• Task
Search each line below for the word "term" and list those that contain it.

>>>

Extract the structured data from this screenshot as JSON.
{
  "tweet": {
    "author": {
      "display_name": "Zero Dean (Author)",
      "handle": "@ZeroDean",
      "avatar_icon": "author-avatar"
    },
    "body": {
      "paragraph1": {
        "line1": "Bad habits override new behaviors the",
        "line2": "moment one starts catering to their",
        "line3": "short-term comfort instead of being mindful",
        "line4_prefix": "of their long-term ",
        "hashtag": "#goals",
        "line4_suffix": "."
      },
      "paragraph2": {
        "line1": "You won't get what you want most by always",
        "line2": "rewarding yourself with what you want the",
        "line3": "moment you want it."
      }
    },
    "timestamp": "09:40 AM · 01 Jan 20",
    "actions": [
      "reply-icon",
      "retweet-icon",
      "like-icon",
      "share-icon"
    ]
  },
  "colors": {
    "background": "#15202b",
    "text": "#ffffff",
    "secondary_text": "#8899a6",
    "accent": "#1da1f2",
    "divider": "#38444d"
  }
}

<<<

• Output of the task
        "line3": "short-term comfort instead of being mindful",
        "line4_prefix": "of their long-term ",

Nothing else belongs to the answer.